## WHAT TO PRODUCE:
Please return the lines of the data that contain "example".
#### ENTRIES SHOWN
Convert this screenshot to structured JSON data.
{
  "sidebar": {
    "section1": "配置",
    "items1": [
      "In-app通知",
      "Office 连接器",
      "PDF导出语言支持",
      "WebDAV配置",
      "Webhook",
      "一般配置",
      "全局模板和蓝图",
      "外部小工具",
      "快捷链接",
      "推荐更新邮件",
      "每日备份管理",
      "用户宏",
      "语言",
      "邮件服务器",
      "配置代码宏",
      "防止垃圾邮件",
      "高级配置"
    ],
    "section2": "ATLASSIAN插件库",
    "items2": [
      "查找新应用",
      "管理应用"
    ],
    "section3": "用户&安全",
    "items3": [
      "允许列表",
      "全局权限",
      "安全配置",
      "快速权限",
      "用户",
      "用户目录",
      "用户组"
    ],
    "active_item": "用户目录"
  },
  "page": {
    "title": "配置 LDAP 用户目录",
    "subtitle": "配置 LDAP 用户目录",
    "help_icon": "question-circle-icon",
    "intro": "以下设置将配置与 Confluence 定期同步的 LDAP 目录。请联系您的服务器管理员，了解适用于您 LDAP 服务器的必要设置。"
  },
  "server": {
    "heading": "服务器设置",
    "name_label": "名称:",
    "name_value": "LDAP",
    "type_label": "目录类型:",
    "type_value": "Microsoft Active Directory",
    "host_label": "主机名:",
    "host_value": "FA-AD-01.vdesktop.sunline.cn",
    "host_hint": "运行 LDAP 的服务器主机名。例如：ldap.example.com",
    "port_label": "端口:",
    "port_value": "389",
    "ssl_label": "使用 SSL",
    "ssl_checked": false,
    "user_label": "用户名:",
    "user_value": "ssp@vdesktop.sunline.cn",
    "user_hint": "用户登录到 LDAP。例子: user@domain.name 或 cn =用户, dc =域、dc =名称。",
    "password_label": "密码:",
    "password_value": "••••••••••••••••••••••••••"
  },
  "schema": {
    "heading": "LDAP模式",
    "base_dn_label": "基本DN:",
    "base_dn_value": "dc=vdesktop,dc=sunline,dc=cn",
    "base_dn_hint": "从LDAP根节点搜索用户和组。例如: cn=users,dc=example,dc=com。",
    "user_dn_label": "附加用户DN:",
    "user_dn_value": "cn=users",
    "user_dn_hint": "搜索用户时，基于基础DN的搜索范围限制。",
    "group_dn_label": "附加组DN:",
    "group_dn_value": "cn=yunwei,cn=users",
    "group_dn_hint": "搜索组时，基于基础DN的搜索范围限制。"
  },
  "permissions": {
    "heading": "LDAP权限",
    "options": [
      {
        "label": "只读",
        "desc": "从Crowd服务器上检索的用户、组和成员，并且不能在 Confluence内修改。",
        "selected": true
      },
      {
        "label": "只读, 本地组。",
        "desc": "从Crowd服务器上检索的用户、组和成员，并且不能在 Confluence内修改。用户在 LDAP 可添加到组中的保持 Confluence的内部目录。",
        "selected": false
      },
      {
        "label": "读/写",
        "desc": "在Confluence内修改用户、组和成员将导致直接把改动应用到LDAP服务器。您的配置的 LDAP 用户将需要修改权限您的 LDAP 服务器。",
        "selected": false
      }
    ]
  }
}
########
## RESPONSE TO THE EXERCISE:
    "host_hint": "运行 LDAP 的服务器主机名。例如：ldap.example.com",
    "base_dn_hint": "从LDAP根节点搜索用户和组。例如: cn=users,dc=example,dc=com。",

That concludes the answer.